◆ Task objective
Please restate every record below word for word.

*** Block opens ***

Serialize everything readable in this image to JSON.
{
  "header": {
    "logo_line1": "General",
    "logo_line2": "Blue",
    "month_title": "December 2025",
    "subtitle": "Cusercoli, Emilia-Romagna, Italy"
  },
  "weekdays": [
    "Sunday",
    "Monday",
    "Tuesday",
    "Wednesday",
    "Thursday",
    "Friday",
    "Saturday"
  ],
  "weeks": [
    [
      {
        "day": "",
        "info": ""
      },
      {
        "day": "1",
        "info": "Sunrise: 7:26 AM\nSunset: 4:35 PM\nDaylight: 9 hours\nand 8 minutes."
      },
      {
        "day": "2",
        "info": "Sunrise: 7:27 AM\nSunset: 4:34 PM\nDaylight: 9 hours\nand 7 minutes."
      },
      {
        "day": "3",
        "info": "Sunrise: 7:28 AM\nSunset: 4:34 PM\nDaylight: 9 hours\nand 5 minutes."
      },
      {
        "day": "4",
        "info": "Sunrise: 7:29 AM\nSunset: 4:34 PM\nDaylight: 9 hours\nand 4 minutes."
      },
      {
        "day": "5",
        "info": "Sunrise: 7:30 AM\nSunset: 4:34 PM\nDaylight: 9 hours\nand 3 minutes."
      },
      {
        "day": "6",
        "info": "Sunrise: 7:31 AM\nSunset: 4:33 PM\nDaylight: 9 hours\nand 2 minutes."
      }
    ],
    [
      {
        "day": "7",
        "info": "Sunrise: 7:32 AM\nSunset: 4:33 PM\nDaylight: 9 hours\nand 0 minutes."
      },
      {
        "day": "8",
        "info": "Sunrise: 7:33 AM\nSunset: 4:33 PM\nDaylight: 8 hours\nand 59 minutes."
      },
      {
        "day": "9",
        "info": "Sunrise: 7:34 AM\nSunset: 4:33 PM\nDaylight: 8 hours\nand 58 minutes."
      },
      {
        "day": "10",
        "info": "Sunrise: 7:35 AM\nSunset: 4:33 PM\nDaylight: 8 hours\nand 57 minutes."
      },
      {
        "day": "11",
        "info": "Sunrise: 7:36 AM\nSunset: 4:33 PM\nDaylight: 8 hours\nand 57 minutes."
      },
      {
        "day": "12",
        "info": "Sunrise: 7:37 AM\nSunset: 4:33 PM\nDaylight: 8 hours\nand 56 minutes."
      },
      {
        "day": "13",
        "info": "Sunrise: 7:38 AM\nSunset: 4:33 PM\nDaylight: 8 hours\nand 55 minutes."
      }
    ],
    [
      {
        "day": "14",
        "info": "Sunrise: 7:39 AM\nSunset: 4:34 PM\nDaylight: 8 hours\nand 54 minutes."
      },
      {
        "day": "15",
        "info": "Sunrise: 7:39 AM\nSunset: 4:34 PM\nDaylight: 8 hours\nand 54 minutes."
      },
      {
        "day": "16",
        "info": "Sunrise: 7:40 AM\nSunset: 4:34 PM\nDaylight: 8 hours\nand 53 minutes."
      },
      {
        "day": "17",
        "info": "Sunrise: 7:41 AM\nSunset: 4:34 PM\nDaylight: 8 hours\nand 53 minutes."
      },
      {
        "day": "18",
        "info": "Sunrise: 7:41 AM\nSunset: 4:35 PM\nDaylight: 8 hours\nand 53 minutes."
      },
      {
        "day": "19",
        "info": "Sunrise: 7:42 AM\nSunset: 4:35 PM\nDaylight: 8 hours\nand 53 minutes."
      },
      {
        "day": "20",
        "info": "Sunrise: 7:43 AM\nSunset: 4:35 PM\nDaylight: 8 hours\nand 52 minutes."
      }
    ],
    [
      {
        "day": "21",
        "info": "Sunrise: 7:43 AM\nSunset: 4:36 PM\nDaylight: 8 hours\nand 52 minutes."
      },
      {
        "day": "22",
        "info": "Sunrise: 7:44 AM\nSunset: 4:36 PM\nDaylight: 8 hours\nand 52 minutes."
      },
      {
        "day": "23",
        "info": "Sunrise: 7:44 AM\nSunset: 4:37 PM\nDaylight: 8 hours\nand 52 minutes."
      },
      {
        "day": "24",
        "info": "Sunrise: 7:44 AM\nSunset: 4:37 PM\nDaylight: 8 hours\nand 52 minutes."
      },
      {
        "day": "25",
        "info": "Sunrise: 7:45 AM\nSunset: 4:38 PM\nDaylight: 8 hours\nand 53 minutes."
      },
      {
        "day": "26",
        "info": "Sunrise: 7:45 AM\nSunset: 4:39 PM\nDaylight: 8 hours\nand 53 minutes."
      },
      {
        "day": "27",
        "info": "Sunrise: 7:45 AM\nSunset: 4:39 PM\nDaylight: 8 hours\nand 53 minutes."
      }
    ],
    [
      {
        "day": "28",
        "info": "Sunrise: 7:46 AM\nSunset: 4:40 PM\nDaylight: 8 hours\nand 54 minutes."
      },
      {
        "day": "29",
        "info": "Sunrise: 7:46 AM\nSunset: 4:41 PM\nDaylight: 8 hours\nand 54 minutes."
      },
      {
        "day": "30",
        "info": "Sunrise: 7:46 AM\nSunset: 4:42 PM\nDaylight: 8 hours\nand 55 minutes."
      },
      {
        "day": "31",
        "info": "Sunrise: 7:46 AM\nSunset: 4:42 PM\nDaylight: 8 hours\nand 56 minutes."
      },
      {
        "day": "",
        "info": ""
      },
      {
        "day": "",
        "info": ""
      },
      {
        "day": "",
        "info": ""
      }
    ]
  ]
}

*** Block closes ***

◆ Exercise answer
Serialize everything readable in this image to JSON.
{
  "header": {
    "logo_line1": "General",
    "logo_line2": "Blue",
    "month_title": "December 2025",
    "subtitle": "Cusercoli, Emilia-Romagna, Italy"
  },
  "weekdays": [
    "Sunday",
    "Monday",
    "Tuesday",
    "Wednesday",
    "Thursday",
    "Friday",
    "Saturday"
  ],
  "weeks": [
    [
      {
        "day": "",
        "info": ""
      },
      {
        "day": "1",
        "info": "Sunrise: 7:26 AM\nSunset: 4:35 PM\nDaylight: 9 hours\nand 8 minutes."
      },
      {
        "day": "2",
        "info": "Sunrise: 7:27 AM\nSunset: 4:34 PM\nDaylight: 9 hours\nand 7 minutes."
      },
      {
        "day": "3",
        "info": "Sunrise: 7:28 AM\nSunset: 4:34 PM\nDaylight: 9 hours\nand 5 minutes."
      },
      {
        "day": "4",
        "info": "Sunrise: 7:29 AM\nSunset: 4:34 PM\nDaylight: 9 hours\nand 4 minutes."
      },
      {
        "day": "5",
        "info": "Sunrise: 7:30 AM\nSunset: 4:34 PM\nDaylight: 9 hours\nand 3 minutes."
      },
      {
        "day": "6",
        "info": "Sunrise: 7:31 AM\nSunset: 4:33 PM\nDaylight: 9 hours\nand 2 minutes."
      }
    ],
    [
      {
        "day": "7",
        "info": "Sunrise: 7:32 AM\nSunset: 4:33 PM\nDaylight: 9 hours\nand 0 minutes."
      },
      {
        "day": "8",
        "info": "Sunrise: 7:33 AM\nSunset: 4:33 PM\nDaylight: 8 hours\nand 59 minutes."
      },
      {
        "day": "9",
        "info": "Sunrise: 7:34 AM\nSunset: 4:33 PM\nDaylight: 8 hours\nand 58 minutes."
      },
      {
        "day": "10",
        "info": "Sunrise: 7:35 AM\nSunset: 4:33 PM\nDaylight: 8 hours\nand 57 minutes."
      },
      {
        "day": "11",
        "info": "Sunrise: 7:36 AM\nSunset: 4:33 PM\nDaylight: 8 hours\nand 57 minutes."
      },
      {
        "day": "12",
        "info": "Sunrise: 7:37 AM\nSunset: 4:33 PM\nDaylight: 8 hours\nand 56 minutes."
      },
      {
        "day": "13",
        "info": "Sunrise: 7:38 AM\nSunset: 4:33 PM\nDaylight: 8 hours\nand 55 minutes."
      }
    ],
    [
      {
        "day": "14",
        "info": "Sunrise: 7:39 AM\nSunset: 4:34 PM\nDaylight: 8 hours\nand 54 minutes."
      },
      {
        "day": "15",
        "info": "Sunrise: 7:39 AM\nSunset: 4:34 PM\nDaylight: 8 hours\nand 54 minutes."
      },
      {
        "day": "16",
        "info": "Sunrise: 7:40 AM\nSunset: 4:34 PM\nDaylight: 8 hours\nand 53 minutes."
      },
      {
        "day": "17",
        "info": "Sunrise: 7:41 AM\nSunset: 4:34 PM\nDaylight: 8 hours\nand 53 minutes."
      },
      {
        "day": "18",
        "info": "Sunrise: 7:41 AM\nSunset: 4:35 PM\nDaylight: 8 hours\nand 53 minutes."
      },
      {
        "day": "19",
        "info": "Sunrise: 7:42 AM\nSunset: 4:35 PM\nDaylight: 8 hours\nand 53 minutes."
      },
      {
        "day": "20",
        "info": "Sunrise: 7:43 AM\nSunset: 4:35 PM\nDaylight: 8 hours\nand 52 minutes."
      }
    ],
    [
      {
        "day": "21",
        "info": "Sunrise: 7:43 AM\nSunset: 4:36 PM\nDaylight: 8 hours\nand 52 minutes."
      },
      {
        "day": "22",
        "info": "Sunrise: 7:44 AM\nSunset: 4:36 PM\nDaylight: 8 hours\nand 52 minutes."
      },
      {
        "day": "23",
        "info": "Sunrise: 7:44 AM\nSunset: 4:37 PM\nDaylight: 8 hours\nand 52 minutes."
      },
      {
        "day": "24",
        "info": "Sunrise: 7:44 AM\nSunset: 4:37 PM\nDaylight: 8 hours\nand 52 minutes."
      },
      {
        "day": "25",
        "info": "Sunrise: 7:45 AM\nSunset: 4:38 PM\nDaylight: 8 hours\nand 53 minutes."
      },
      {
        "day": "26",
        "info": "Sunrise: 7:45 AM\nSunset: 4:39 PM\nDaylight: 8 hours\nand 53 minutes."
      },
      {
        "day": "27",
        "info": "Sunrise: 7:45 AM\nSunset: 4:39 PM\nDaylight: 8 hours\nand 53 minutes."
      }
    ],
    [
      {
        "day": "28",
        "info": "Sunrise: 7:46 AM\nSunset: 4:40 PM\nDaylight: 8 hours\nand 54 minutes."
      },
      {
        "day": "29",
        "info": "Sunrise: 7:46 AM\nSunset: 4:41 PM\nDaylight: 8 hours\nand 54 minutes."
      },
      {
        "day": "30",
        "info": "Sunrise: 7:46 AM\nSunset: 4:42 PM\nDaylight: 8 hours\nand 55 minutes."
      },
      {
        "day": "31",
        "info": "Sunrise: 7:46 AM\nSunset: 4:42 PM\nDaylight: 8 hours\nand 56 minutes."
      },
      {
        "day": "",
        "info": ""
      },
      {
        "day": "",
        "info": ""
      },
      {
        "day": "",
        "info": ""
      }
    ]
  ]
}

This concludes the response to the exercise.